SUPPLIED DATA =>
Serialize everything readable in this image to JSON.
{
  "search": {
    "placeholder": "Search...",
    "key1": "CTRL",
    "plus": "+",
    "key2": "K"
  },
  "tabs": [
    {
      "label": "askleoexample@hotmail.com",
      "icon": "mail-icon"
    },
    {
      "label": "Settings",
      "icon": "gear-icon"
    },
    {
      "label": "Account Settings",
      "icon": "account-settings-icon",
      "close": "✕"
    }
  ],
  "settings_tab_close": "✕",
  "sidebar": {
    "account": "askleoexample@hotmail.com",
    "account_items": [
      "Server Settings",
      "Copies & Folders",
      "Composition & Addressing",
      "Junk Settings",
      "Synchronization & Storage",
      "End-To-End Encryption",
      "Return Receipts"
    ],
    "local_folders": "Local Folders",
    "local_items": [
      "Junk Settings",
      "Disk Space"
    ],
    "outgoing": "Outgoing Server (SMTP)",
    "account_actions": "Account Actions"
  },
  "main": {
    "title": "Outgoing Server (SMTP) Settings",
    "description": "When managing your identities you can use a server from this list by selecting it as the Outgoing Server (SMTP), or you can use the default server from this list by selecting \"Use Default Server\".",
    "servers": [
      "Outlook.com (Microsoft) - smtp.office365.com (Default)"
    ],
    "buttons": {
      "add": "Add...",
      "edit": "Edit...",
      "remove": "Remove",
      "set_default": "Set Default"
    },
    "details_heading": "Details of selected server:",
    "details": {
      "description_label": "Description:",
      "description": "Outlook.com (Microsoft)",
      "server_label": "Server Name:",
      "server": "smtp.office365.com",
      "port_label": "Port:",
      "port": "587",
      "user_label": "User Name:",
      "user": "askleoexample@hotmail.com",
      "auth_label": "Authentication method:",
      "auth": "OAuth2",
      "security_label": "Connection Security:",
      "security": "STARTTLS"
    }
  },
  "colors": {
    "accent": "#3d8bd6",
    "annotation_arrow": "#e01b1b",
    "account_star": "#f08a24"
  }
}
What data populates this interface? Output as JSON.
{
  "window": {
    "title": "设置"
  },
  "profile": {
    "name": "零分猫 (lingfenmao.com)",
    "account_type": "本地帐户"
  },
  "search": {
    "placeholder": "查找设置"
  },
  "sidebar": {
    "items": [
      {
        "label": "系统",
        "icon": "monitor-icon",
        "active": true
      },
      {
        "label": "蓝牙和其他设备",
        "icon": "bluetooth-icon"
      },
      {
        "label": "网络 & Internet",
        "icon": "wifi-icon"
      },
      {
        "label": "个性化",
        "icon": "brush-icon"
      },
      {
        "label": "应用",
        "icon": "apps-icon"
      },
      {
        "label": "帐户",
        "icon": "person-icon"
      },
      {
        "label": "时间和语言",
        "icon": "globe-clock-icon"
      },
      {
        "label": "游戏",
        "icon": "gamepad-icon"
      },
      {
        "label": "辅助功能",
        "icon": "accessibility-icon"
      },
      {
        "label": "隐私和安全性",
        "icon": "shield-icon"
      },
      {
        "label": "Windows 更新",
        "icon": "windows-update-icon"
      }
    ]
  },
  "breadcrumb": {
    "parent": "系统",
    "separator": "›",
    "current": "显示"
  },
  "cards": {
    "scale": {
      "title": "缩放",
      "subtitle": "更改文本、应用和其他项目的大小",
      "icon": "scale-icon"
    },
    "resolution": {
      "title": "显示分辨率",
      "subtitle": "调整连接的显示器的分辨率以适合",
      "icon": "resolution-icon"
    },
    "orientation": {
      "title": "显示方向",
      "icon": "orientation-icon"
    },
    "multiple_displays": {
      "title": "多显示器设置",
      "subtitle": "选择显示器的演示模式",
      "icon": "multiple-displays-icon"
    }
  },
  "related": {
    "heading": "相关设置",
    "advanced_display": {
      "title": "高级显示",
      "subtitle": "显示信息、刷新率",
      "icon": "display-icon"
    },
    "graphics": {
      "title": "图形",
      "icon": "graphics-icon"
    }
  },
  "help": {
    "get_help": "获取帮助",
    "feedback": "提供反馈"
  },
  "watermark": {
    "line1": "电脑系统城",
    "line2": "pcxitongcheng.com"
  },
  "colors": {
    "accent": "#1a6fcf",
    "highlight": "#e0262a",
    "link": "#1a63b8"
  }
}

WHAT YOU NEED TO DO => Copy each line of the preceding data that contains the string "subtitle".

OUTPUT OF THE EXERCISE =>
      "subtitle": "更改文本、应用和其他项目的大小",
      "subtitle": "调整连接的显示器的分辨率以适合",
      "subtitle": "选择显示器的演示模式",
      "subtitle": "显示信息、刷新率",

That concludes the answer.